High student satisfaction levels masks concerns

A recent survey has highlighted issues facing students across the UK as the new academic year approaches. Among major concerns were high debt and accommodation concerns. Many are worried about the implications of taking on large amounts of personal debt as well as the possibility of low quality accommodation.

Students’ satisfaction with their university experience remains high amid concerns over debt rises, according to a major new report. Satisfaction has remained high but saw a slight drop year-on-year - with the overall rating falling from 7.7/10 in 2014 to 6.9/10 in 2016 - as debt remains a worry for pre-university students, growing from nine per cent in 2013 to 13 per cent in 2014, 19 per cent in 2015, and finally hitting 23 per cent in 2016. This has followed on from the recent news university tuition fees in England will rise to £9,250 per year from 2017, as maintenance grants for around half a million of England’s poorest students are also axed. Avoiding debt was the key motivation for not going into higher education, with 56 per cent of those asked citing it as the main reason not to attend. This year’s report from The Student Room (TSR) also found gender and socio-economic background still have a huge impact on students’ confidence and optimism for the future.

Almost eighty per cent of those from less privileged backgrounds were less confident about getting a job than those from privileged backgrounds (7.8/10). Male students also feel more confident about getting a job than their female counterparts; 7.3/10 compared to females who rated themselves just 6.9/10 in confidence. The survey, the largest of its kind ever run by TSR, looked at school and college leavers’ motivations, the usefulness of information to support the decision-making journey, the impact of university tuition fees and cost of living, and the perceptions of apprenticeships.

There was a significantly large difference in perception about who studies apprenticeships. While the reality is that a roughly equal split of men and women take them up, the research, however, showed 40 per cent of students thought apprenticeships were taken mainly by men compared to just one per cent who thought they were taken mainly by women.

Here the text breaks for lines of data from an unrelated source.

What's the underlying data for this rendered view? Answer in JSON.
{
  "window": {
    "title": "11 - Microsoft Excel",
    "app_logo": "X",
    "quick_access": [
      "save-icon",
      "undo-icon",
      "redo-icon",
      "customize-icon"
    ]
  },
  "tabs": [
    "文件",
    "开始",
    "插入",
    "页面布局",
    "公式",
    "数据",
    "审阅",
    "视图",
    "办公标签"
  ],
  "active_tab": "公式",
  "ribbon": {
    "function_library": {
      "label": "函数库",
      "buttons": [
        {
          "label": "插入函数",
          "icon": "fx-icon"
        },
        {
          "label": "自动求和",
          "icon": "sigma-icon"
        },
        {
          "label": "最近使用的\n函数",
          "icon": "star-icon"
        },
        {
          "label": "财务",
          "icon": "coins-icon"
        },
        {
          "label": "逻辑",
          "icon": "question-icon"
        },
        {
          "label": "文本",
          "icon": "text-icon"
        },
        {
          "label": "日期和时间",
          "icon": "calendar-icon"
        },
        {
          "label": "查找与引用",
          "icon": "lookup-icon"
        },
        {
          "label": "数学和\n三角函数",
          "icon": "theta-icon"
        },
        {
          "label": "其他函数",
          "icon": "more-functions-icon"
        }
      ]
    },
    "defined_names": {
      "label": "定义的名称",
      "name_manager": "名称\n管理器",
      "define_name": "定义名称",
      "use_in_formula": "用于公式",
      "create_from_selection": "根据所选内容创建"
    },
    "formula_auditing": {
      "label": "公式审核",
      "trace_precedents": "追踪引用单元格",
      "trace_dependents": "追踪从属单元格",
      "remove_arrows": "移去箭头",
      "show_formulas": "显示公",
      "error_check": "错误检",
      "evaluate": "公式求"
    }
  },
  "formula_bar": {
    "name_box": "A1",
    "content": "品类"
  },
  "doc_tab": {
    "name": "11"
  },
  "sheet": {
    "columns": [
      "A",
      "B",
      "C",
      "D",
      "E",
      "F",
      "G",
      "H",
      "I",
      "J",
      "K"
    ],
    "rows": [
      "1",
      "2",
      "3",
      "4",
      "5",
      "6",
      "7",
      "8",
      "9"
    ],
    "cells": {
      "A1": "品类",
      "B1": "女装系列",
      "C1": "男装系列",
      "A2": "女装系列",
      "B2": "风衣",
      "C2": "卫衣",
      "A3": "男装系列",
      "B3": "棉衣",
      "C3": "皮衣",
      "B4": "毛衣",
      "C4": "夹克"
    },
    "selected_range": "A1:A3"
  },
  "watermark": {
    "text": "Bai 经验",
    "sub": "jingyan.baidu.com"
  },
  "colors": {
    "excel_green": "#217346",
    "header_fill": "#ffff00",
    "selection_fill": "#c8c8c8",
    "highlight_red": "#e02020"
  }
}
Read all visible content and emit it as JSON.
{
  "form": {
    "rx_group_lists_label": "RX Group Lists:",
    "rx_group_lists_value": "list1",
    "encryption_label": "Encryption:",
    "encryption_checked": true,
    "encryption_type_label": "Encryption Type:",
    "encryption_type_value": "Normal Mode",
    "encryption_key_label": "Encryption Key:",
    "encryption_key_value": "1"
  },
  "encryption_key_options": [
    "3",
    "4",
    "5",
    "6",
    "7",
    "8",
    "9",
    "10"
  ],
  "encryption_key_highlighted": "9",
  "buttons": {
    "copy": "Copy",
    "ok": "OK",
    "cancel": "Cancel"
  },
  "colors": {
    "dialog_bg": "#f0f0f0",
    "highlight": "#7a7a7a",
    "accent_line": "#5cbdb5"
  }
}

Anxiety about the future was much higher in females than males; only 14 per cent of female respondents said they were very excited about the future compared to 26 per cent of male respondents.

Further to this, a large proportion cited concerns over student accommodation saying that they were concerned that they might struggle to find suitable housing. As many universities provide low quality halls on site there was anxiety that good quality alternatives may be in short supply. Many of the larger institutions, however, have encouraged private investment from companies that build bespoke boutique living spaces. High demand, stable tenancies and strong yields have seen popularity in the sector explode over recent years and as more come to market these concerns should be alleviated.

Despite the report’s eye-opening findings, on the whole, going to university and getting a degree emerged as still being the most popular option for student participants. Overall, 82 per cent said they would go straight to university following school, more than double the percentage of young people applying for higher education in the UK. This of course means that along with alleviating fears over debt implications a large building drive will be needed to provide these students with quality living spaces and if current trends continue there should be no shortage of private investors keen to fund the projects.